### Page and application data records
· · · ·

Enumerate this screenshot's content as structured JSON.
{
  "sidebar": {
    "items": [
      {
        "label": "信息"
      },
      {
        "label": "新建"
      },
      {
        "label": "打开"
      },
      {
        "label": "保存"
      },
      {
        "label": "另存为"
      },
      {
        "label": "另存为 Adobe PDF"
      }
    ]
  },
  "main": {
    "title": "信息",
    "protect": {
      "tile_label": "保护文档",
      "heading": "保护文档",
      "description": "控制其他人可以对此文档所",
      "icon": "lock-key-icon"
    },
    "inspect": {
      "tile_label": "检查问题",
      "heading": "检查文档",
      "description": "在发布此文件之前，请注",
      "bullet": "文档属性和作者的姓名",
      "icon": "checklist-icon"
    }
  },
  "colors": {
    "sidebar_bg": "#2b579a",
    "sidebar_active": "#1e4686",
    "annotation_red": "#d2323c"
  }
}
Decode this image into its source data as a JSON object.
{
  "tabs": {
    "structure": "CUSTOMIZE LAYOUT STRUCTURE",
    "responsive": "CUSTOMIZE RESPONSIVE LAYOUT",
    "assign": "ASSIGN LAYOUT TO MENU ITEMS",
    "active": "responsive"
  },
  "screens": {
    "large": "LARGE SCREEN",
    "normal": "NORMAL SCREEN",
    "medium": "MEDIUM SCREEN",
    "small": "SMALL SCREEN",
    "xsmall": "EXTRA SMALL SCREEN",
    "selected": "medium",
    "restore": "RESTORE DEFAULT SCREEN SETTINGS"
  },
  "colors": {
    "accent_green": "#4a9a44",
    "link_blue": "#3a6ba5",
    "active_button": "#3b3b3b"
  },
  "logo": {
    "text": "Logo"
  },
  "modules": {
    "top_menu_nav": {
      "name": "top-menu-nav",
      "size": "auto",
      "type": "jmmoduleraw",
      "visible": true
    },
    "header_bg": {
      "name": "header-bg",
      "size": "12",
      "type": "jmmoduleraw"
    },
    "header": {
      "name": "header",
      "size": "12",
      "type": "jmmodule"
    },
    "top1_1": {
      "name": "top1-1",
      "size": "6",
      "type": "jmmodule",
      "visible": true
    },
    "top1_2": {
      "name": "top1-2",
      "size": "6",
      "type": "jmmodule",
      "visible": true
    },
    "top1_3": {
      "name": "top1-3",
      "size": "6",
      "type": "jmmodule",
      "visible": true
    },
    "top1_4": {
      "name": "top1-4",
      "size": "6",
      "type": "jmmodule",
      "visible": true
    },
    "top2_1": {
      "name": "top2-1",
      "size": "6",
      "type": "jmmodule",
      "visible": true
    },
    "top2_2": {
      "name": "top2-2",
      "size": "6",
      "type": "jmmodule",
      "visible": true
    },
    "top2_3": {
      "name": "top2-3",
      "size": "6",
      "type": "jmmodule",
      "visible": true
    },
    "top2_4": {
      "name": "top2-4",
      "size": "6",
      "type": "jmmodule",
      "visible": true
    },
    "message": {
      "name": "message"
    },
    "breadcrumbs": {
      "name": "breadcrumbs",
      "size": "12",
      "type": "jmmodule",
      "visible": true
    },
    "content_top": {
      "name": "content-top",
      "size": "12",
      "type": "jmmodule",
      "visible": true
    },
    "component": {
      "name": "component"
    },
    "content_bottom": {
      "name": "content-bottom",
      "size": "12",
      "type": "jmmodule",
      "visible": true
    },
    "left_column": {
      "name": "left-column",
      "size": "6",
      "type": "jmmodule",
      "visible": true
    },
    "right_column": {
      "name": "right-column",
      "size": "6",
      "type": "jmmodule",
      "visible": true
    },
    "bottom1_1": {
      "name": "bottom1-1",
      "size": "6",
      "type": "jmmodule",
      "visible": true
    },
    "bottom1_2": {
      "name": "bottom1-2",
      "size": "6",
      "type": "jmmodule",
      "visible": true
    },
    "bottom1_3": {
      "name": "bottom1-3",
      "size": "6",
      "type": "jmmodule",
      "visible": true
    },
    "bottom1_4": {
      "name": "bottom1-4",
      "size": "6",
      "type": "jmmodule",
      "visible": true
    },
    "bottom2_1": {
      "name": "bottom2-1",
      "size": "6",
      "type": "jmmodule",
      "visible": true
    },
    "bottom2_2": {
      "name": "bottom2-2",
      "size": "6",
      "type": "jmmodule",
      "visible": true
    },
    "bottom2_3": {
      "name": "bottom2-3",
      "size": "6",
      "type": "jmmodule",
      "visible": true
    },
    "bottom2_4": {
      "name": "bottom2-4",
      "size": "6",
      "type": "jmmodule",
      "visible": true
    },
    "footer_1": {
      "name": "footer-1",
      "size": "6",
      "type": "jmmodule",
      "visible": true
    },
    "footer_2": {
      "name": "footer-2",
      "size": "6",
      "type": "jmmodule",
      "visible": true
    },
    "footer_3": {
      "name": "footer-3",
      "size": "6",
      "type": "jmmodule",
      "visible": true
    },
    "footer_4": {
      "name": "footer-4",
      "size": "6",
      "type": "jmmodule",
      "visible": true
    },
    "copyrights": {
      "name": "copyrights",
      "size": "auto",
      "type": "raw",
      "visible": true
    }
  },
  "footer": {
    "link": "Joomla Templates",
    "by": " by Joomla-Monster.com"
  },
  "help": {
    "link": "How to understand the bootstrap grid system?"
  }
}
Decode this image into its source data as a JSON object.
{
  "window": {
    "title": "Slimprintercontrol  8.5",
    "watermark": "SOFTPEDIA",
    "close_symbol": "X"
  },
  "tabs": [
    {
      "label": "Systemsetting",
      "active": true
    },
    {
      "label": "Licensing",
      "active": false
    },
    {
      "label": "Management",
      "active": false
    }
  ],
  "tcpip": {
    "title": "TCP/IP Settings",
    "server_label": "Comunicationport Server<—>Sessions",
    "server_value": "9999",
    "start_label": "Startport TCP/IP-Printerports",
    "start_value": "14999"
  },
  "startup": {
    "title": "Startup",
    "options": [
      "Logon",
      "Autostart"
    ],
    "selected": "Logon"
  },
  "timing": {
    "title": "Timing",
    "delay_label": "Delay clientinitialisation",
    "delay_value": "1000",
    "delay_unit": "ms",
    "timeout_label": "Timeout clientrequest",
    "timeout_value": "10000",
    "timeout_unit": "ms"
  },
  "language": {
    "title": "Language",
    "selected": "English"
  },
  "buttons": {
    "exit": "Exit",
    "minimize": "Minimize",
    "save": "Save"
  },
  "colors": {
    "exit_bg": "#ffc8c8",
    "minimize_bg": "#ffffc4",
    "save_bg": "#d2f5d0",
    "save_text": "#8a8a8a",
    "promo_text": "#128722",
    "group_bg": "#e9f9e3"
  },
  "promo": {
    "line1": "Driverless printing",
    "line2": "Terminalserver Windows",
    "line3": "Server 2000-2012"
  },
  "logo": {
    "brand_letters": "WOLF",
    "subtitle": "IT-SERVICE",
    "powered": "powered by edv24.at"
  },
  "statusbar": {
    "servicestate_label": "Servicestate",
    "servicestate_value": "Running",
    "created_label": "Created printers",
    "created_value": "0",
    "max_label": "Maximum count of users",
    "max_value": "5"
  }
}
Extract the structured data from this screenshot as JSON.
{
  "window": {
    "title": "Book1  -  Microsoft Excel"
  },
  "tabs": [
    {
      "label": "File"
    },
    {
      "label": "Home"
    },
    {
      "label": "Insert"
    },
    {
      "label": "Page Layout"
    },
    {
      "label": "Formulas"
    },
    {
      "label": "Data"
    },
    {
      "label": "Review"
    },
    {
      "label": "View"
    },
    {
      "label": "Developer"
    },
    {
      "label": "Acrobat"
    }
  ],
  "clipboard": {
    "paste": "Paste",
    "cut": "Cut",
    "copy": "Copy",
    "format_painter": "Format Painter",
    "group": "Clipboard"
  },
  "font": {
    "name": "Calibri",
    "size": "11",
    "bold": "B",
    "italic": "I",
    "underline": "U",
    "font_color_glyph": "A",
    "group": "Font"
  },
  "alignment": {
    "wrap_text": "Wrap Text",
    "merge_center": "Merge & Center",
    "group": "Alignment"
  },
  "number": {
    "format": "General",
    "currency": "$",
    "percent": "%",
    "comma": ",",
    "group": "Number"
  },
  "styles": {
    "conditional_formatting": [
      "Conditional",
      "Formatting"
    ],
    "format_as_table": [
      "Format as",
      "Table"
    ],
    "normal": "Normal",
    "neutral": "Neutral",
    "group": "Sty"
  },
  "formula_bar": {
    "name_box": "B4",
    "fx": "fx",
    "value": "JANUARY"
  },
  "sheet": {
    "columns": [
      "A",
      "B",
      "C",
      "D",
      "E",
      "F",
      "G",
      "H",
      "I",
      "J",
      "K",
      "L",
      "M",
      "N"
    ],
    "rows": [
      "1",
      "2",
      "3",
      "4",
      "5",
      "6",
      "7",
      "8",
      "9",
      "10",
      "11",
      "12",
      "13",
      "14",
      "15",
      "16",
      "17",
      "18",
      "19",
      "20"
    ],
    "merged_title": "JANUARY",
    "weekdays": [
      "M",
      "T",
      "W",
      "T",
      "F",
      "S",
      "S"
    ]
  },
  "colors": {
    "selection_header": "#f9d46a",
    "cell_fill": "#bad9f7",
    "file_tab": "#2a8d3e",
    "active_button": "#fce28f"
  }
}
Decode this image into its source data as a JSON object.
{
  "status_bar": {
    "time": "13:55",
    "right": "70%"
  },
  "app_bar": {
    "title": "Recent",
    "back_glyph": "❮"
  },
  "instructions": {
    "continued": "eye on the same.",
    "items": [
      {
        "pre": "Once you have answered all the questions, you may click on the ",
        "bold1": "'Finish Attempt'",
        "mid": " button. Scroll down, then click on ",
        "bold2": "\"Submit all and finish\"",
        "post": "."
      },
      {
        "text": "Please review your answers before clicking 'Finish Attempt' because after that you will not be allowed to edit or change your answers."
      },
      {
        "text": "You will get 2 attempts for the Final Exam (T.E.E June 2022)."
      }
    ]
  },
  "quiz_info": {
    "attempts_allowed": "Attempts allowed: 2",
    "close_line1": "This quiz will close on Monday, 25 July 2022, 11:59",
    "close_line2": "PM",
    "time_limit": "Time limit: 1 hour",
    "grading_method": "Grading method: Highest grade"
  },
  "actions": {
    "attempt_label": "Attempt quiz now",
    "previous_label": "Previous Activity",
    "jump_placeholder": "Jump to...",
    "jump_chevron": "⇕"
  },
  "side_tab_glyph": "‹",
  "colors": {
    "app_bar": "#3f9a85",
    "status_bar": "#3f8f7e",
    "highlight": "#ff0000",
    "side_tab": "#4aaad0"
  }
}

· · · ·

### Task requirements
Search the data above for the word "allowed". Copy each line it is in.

### Task solution
        "text": "Please review your answers before clicking 'Finish Attempt' because after that you will not be allowed to edit or change your answers."
    "attempts_allowed": "Attempts allowed: 2",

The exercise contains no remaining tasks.